This book “Intriguing Women” is a beautiful read and you can find the book review here at GoodReads.com
I rarely write with too much planning. A plot just flashes in my mind and grips me so much that I begin writing under its spell. This YA novel is one such work. I have been struggling to round it off for some years now. But it has been taking newer turns and left me craving to add more and more layers to it. Yes, ideally a novelist ought to think about his readers before deciding what to write. I have been deficient in this. I tend to become a victim of a plot that comes to my subconscious mind. It drives me on much more than I manage to control it. Children and their stories have fascinated me as much as the stories for adults have. But I am not sure how many children’s books I will find the time to write. I already have two or three adult novels chasing my imagination. Each novel takes years to crystallize fully and get on to the page.
I don’t think my students have been responsible for my stories directly though they do peep out of my stories here and there. Though I do love them and sometimes write for them. I have taught thousands of students, and have tried to make them understand the nature of literature and how it is appreciated. Somewhere in my imagination my students do play a very significant part. They could be said to shape my fiction to an extent. An author’s mind is shaped by whatever they see around them. To that extent my students influence my fiction.

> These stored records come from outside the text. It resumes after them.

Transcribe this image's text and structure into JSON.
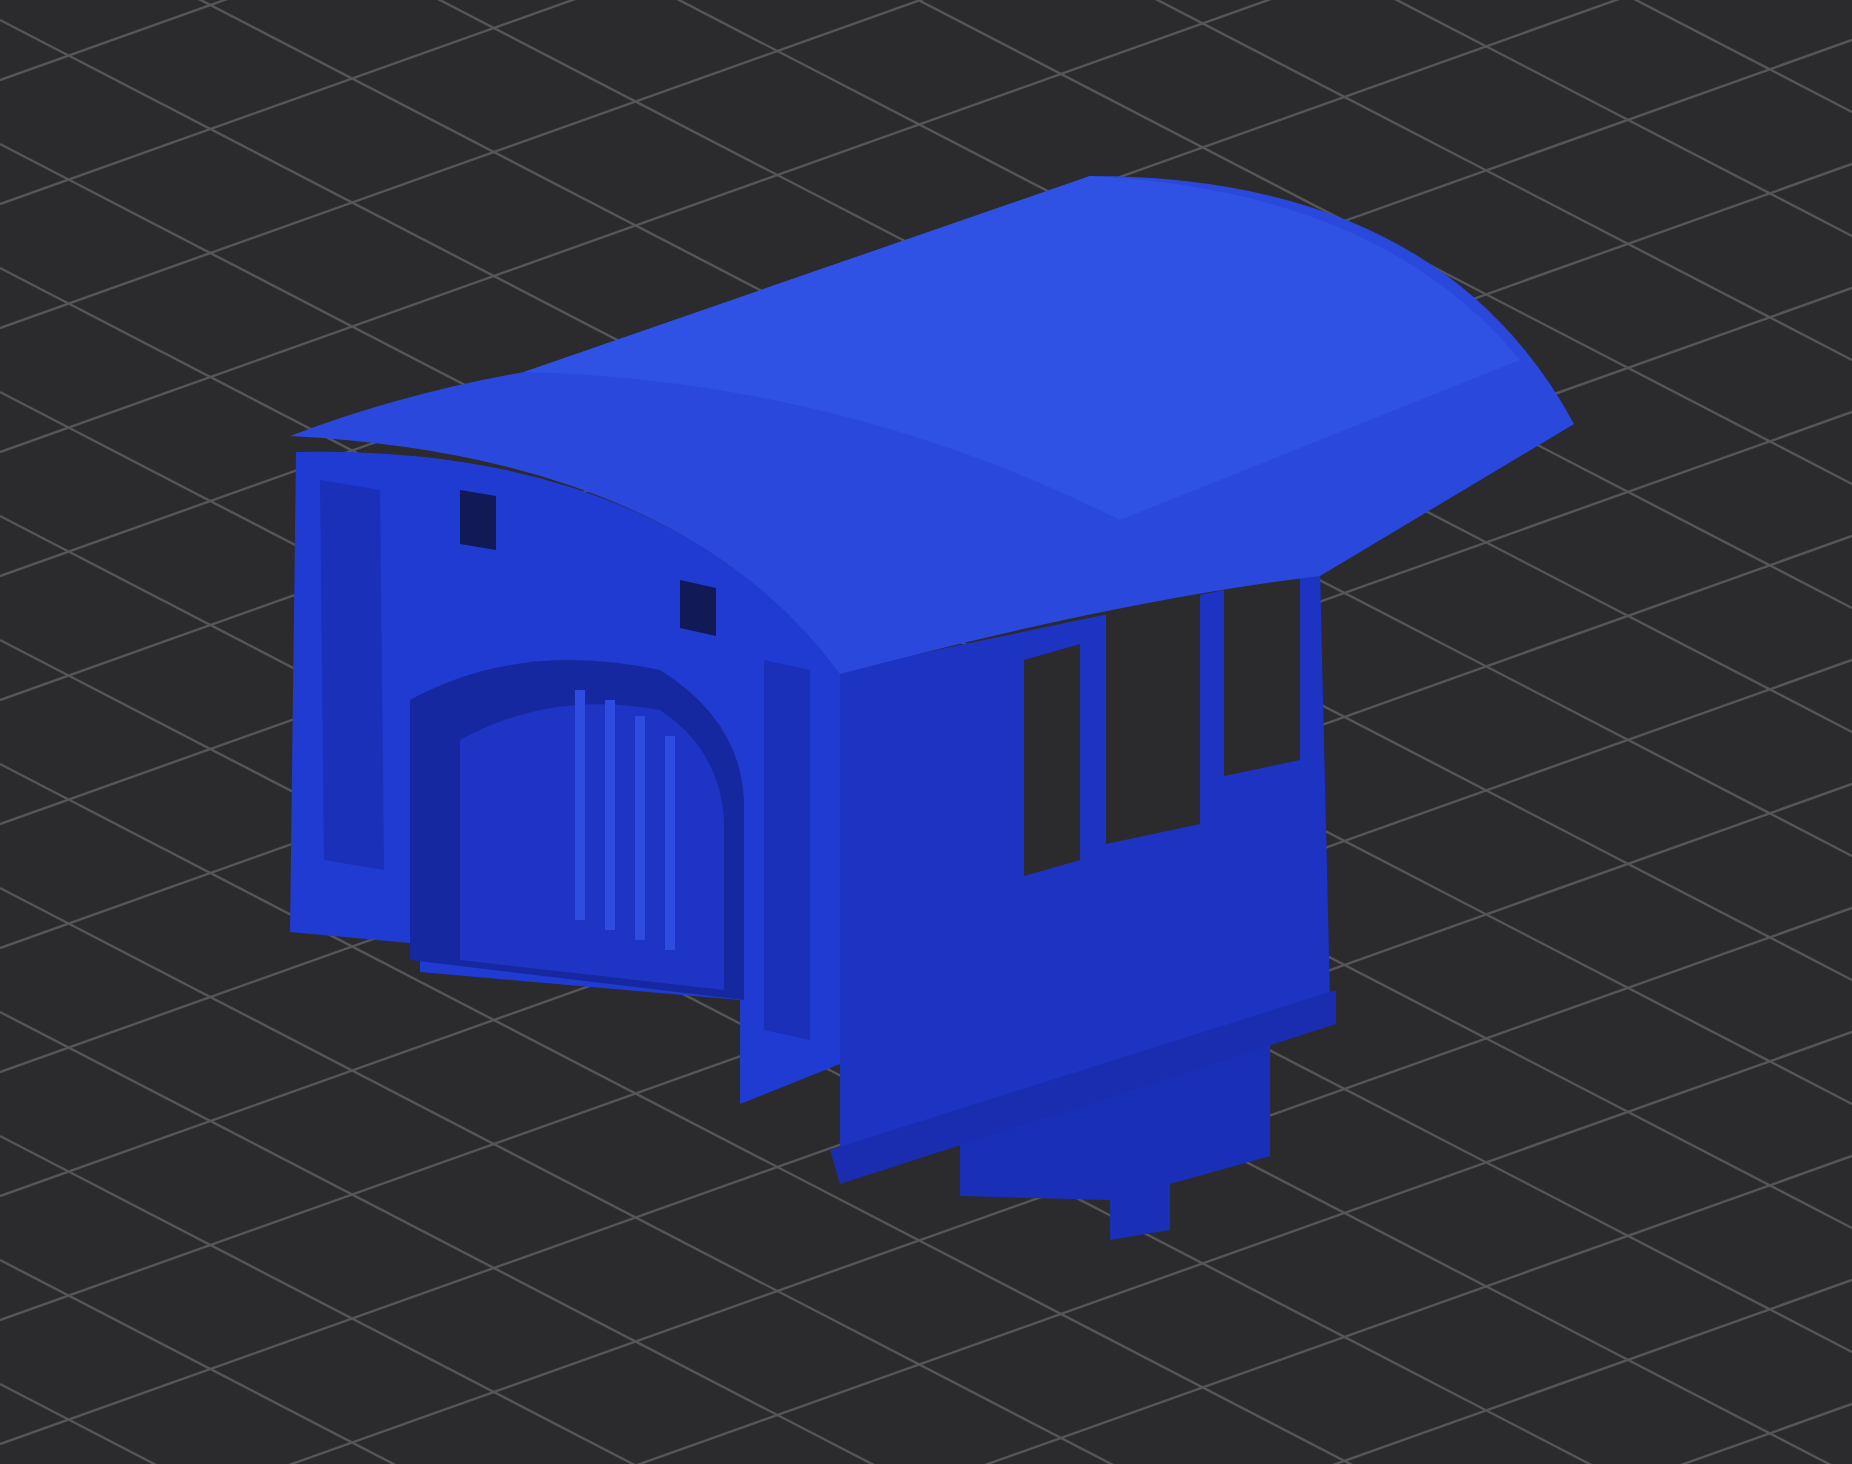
{
  "viewport": {
    "grid": true
  }
}
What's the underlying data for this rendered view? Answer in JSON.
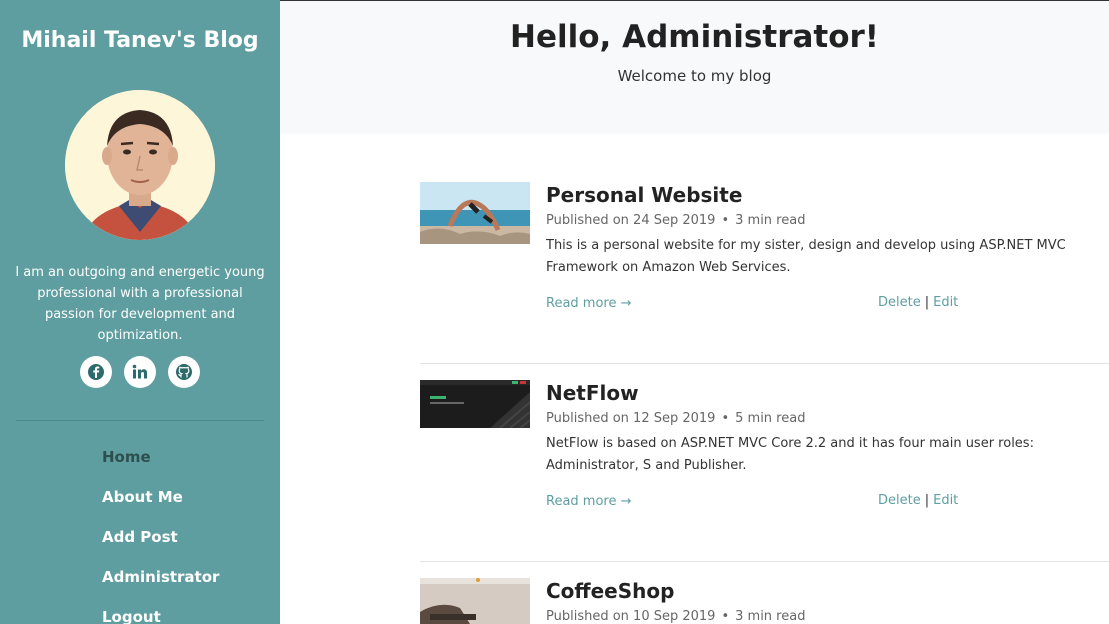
{
  "sidebar": {
    "title": "Mihail Tanev's Blog",
    "bio": "I am an outgoing and energetic young professional with a professional passion for development and optimization.",
    "social": [
      {
        "icon": "facebook-icon"
      },
      {
        "icon": "linkedin-icon"
      },
      {
        "icon": "github-icon"
      }
    ],
    "nav": [
      {
        "label": "Home",
        "active": true
      },
      {
        "label": "About Me"
      },
      {
        "label": "Add Post"
      },
      {
        "label": "Administrator"
      },
      {
        "label": "Logout"
      }
    ]
  },
  "header": {
    "title": "Hello, Administrator!",
    "subtitle": "Welcome to my blog"
  },
  "posts": [
    {
      "title": "Personal Website",
      "date": "Published on 24 Sep 2019",
      "read_time": "3 min read",
      "excerpt": "This is a personal website for my sister, design and develop using ASP.NET MVC Framework on Amazon Web Services.",
      "read_more": "Read more →",
      "delete": "Delete",
      "edit": "Edit"
    },
    {
      "title": "NetFlow",
      "date": "Published on 12 Sep 2019",
      "read_time": "5 min read",
      "excerpt": "NetFlow is based on ASP.NET MVC Core 2.2 and it has four main user roles: Administrator, S and Publisher.",
      "read_more": "Read more →",
      "delete": "Delete",
      "edit": "Edit"
    },
    {
      "title": "CoffeeShop",
      "date": "Published on 10 Sep 2019",
      "read_time": "3 min read"
    }
  ],
  "colors": {
    "sidebar": "#5f9ea0",
    "link": "#5f9ea0",
    "header_bg": "#f8f9fa"
  }
}
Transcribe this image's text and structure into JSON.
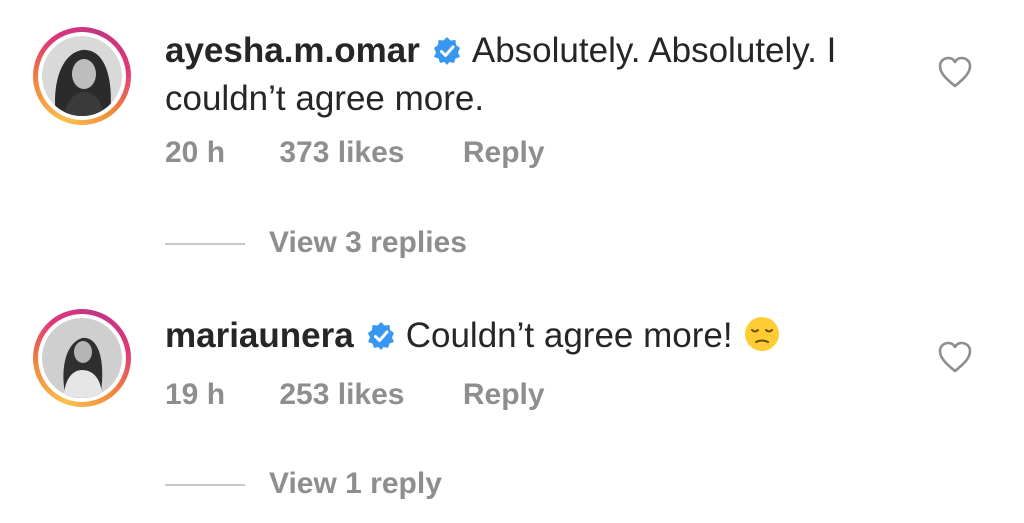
{
  "comments": [
    {
      "username": "ayesha.m.omar",
      "text": "Absolutely. Absolutely. I couldn’t agree more.",
      "time": "20 h",
      "likes": "373 likes",
      "reply_label": "Reply",
      "view_replies": "View 3 replies",
      "verified": true
    },
    {
      "username": "mariaunera",
      "text": "Couldn’t agree more!",
      "emoji": "pensive-face",
      "time": "19 h",
      "likes": "253 likes",
      "reply_label": "Reply",
      "view_replies": "View 1 reply",
      "verified": true
    }
  ],
  "colors": {
    "text": "#262626",
    "meta": "#8e8e8e",
    "verified_blue": "#3897f0",
    "divider": "#c7c7c7"
  }
}
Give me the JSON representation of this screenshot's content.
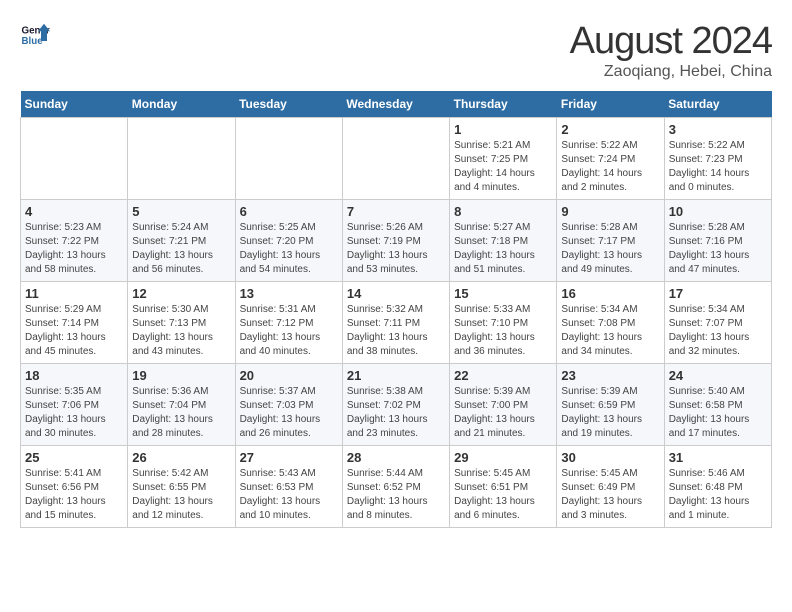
{
  "logo": {
    "line1": "General",
    "line2": "Blue"
  },
  "title": "August 2024",
  "subtitle": "Zaoqiang, Hebei, China",
  "weekdays": [
    "Sunday",
    "Monday",
    "Tuesday",
    "Wednesday",
    "Thursday",
    "Friday",
    "Saturday"
  ],
  "weeks": [
    [
      {
        "day": "",
        "info": ""
      },
      {
        "day": "",
        "info": ""
      },
      {
        "day": "",
        "info": ""
      },
      {
        "day": "",
        "info": ""
      },
      {
        "day": "1",
        "info": "Sunrise: 5:21 AM\nSunset: 7:25 PM\nDaylight: 14 hours\nand 4 minutes."
      },
      {
        "day": "2",
        "info": "Sunrise: 5:22 AM\nSunset: 7:24 PM\nDaylight: 14 hours\nand 2 minutes."
      },
      {
        "day": "3",
        "info": "Sunrise: 5:22 AM\nSunset: 7:23 PM\nDaylight: 14 hours\nand 0 minutes."
      }
    ],
    [
      {
        "day": "4",
        "info": "Sunrise: 5:23 AM\nSunset: 7:22 PM\nDaylight: 13 hours\nand 58 minutes."
      },
      {
        "day": "5",
        "info": "Sunrise: 5:24 AM\nSunset: 7:21 PM\nDaylight: 13 hours\nand 56 minutes."
      },
      {
        "day": "6",
        "info": "Sunrise: 5:25 AM\nSunset: 7:20 PM\nDaylight: 13 hours\nand 54 minutes."
      },
      {
        "day": "7",
        "info": "Sunrise: 5:26 AM\nSunset: 7:19 PM\nDaylight: 13 hours\nand 53 minutes."
      },
      {
        "day": "8",
        "info": "Sunrise: 5:27 AM\nSunset: 7:18 PM\nDaylight: 13 hours\nand 51 minutes."
      },
      {
        "day": "9",
        "info": "Sunrise: 5:28 AM\nSunset: 7:17 PM\nDaylight: 13 hours\nand 49 minutes."
      },
      {
        "day": "10",
        "info": "Sunrise: 5:28 AM\nSunset: 7:16 PM\nDaylight: 13 hours\nand 47 minutes."
      }
    ],
    [
      {
        "day": "11",
        "info": "Sunrise: 5:29 AM\nSunset: 7:14 PM\nDaylight: 13 hours\nand 45 minutes."
      },
      {
        "day": "12",
        "info": "Sunrise: 5:30 AM\nSunset: 7:13 PM\nDaylight: 13 hours\nand 43 minutes."
      },
      {
        "day": "13",
        "info": "Sunrise: 5:31 AM\nSunset: 7:12 PM\nDaylight: 13 hours\nand 40 minutes."
      },
      {
        "day": "14",
        "info": "Sunrise: 5:32 AM\nSunset: 7:11 PM\nDaylight: 13 hours\nand 38 minutes."
      },
      {
        "day": "15",
        "info": "Sunrise: 5:33 AM\nSunset: 7:10 PM\nDaylight: 13 hours\nand 36 minutes."
      },
      {
        "day": "16",
        "info": "Sunrise: 5:34 AM\nSunset: 7:08 PM\nDaylight: 13 hours\nand 34 minutes."
      },
      {
        "day": "17",
        "info": "Sunrise: 5:34 AM\nSunset: 7:07 PM\nDaylight: 13 hours\nand 32 minutes."
      }
    ],
    [
      {
        "day": "18",
        "info": "Sunrise: 5:35 AM\nSunset: 7:06 PM\nDaylight: 13 hours\nand 30 minutes."
      },
      {
        "day": "19",
        "info": "Sunrise: 5:36 AM\nSunset: 7:04 PM\nDaylight: 13 hours\nand 28 minutes."
      },
      {
        "day": "20",
        "info": "Sunrise: 5:37 AM\nSunset: 7:03 PM\nDaylight: 13 hours\nand 26 minutes."
      },
      {
        "day": "21",
        "info": "Sunrise: 5:38 AM\nSunset: 7:02 PM\nDaylight: 13 hours\nand 23 minutes."
      },
      {
        "day": "22",
        "info": "Sunrise: 5:39 AM\nSunset: 7:00 PM\nDaylight: 13 hours\nand 21 minutes."
      },
      {
        "day": "23",
        "info": "Sunrise: 5:39 AM\nSunset: 6:59 PM\nDaylight: 13 hours\nand 19 minutes."
      },
      {
        "day": "24",
        "info": "Sunrise: 5:40 AM\nSunset: 6:58 PM\nDaylight: 13 hours\nand 17 minutes."
      }
    ],
    [
      {
        "day": "25",
        "info": "Sunrise: 5:41 AM\nSunset: 6:56 PM\nDaylight: 13 hours\nand 15 minutes."
      },
      {
        "day": "26",
        "info": "Sunrise: 5:42 AM\nSunset: 6:55 PM\nDaylight: 13 hours\nand 12 minutes."
      },
      {
        "day": "27",
        "info": "Sunrise: 5:43 AM\nSunset: 6:53 PM\nDaylight: 13 hours\nand 10 minutes."
      },
      {
        "day": "28",
        "info": "Sunrise: 5:44 AM\nSunset: 6:52 PM\nDaylight: 13 hours\nand 8 minutes."
      },
      {
        "day": "29",
        "info": "Sunrise: 5:45 AM\nSunset: 6:51 PM\nDaylight: 13 hours\nand 6 minutes."
      },
      {
        "day": "30",
        "info": "Sunrise: 5:45 AM\nSunset: 6:49 PM\nDaylight: 13 hours\nand 3 minutes."
      },
      {
        "day": "31",
        "info": "Sunrise: 5:46 AM\nSunset: 6:48 PM\nDaylight: 13 hours\nand 1 minute."
      }
    ]
  ]
}
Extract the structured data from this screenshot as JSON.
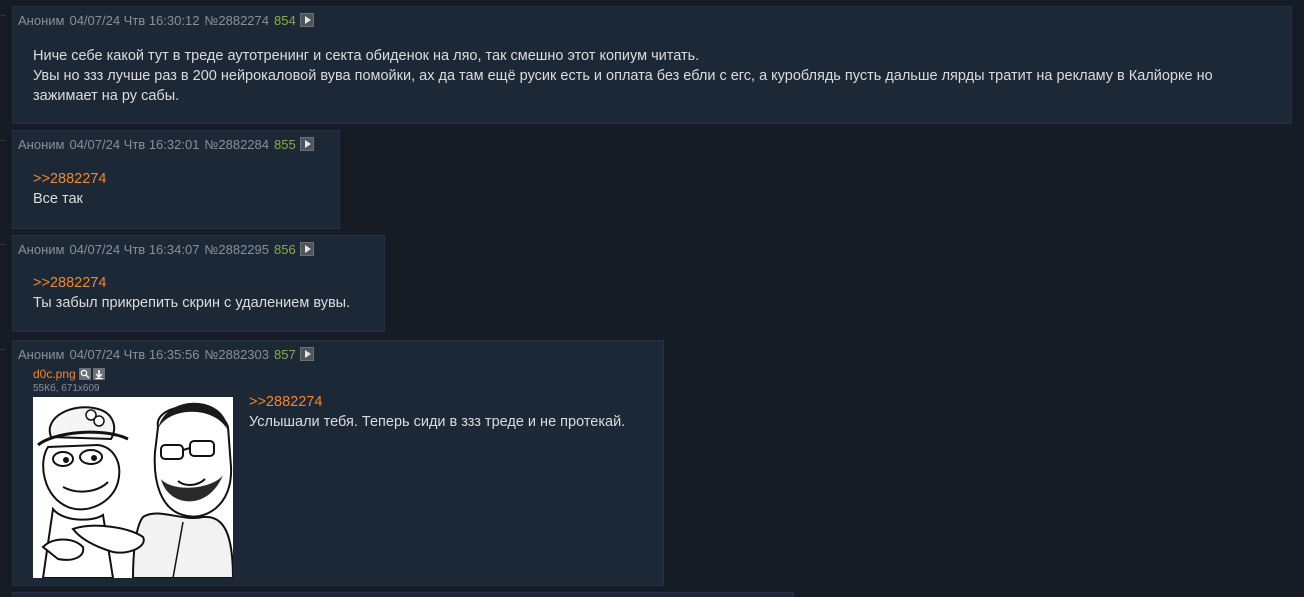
{
  "posts": [
    {
      "name": "Аноним",
      "date": "04/07/24 Чтв 16:30:12",
      "num": "№2882274",
      "count": "854",
      "lines": [
        "Ниче себе какой тут в треде аутотренинг и секта обиденок на ляо, так смешно этот копиум читать.",
        "Увы но ззз лучше раз в 200 нейрокаловой вува помойки, ах да там ещё русик есть и оплата без ебли с егс, а куроблядь пусть дальше лярды тратит на рекламу в Калйорке но",
        "зажимает на ру сабы."
      ]
    },
    {
      "name": "Аноним",
      "date": "04/07/24 Чтв 16:32:01",
      "num": "№2882284",
      "count": "855",
      "reply": ">>2882274",
      "lines": [
        "Все так"
      ]
    },
    {
      "name": "Аноним",
      "date": "04/07/24 Чтв 16:34:07",
      "num": "№2882295",
      "count": "856",
      "reply": ">>2882274",
      "lines": [
        "Ты забыл прикрепить скрин с удалением вувы."
      ]
    },
    {
      "name": "Аноним",
      "date": "04/07/24 Чтв 16:35:56",
      "num": "№2882303",
      "count": "857",
      "file": {
        "name": "d0c.png",
        "meta": "55Кб, 671x609",
        "search_icon": "magnifier-icon",
        "download_icon": "download-icon"
      },
      "reply": ">>2882274",
      "lines": [
        "Услышали тебя. Теперь сиди в ззз треде и не протекай."
      ]
    }
  ],
  "colors": {
    "page_bg": "#151c26",
    "post_bg": "#1c2836",
    "post_border": "#263241",
    "meta_text": "#8a8f96",
    "count": "#89a94a",
    "reply_link": "#f0862f",
    "body_text": "#dcdcdc"
  }
}
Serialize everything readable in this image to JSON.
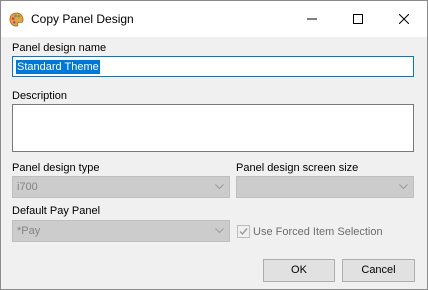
{
  "window": {
    "title": "Copy Panel Design",
    "icon": "palette-icon"
  },
  "form": {
    "name_label": "Panel design name",
    "name_value": "Standard Theme",
    "description_label": "Description",
    "description_value": "",
    "type_label": "Panel design type",
    "type_value": "i700",
    "screen_size_label": "Panel design screen size",
    "screen_size_value": "",
    "pay_panel_label": "Default Pay Panel",
    "pay_panel_value": "*Pay",
    "forced_item_label": "Use Forced Item Selection",
    "forced_item_checked": true
  },
  "buttons": {
    "ok": "OK",
    "cancel": "Cancel"
  },
  "colors": {
    "accent": "#0078d7",
    "dialog_bg": "#f0f0f0",
    "disabled_bg": "#cccccc"
  }
}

You’ve got a wonderfully informative website. It gives information about upcoming projects you’re working on right now but it didn’t specify the release dates. What book do you have coming out next?Thanks for your words about my website. It was designed in the UK and is handled by someone in my town. It is never easy for an author to give the exact dates of their forthcoming books because after the writing is over, there are others who control it and it can take even up to a year or more for that work to see the light of day.
I published a novella recently, on the 21st of September. It is called Saba & Nisha: A Love Story . This is a Literary Thriller, set in Allahabad. It is a Hindu-Muslim love story which is like a comet that has a burning tale in its tail. My next novel, To India for Love , which I hope to bring out in December 2017 or January 2018, is again a novel of multicultural fiction, set in America and India.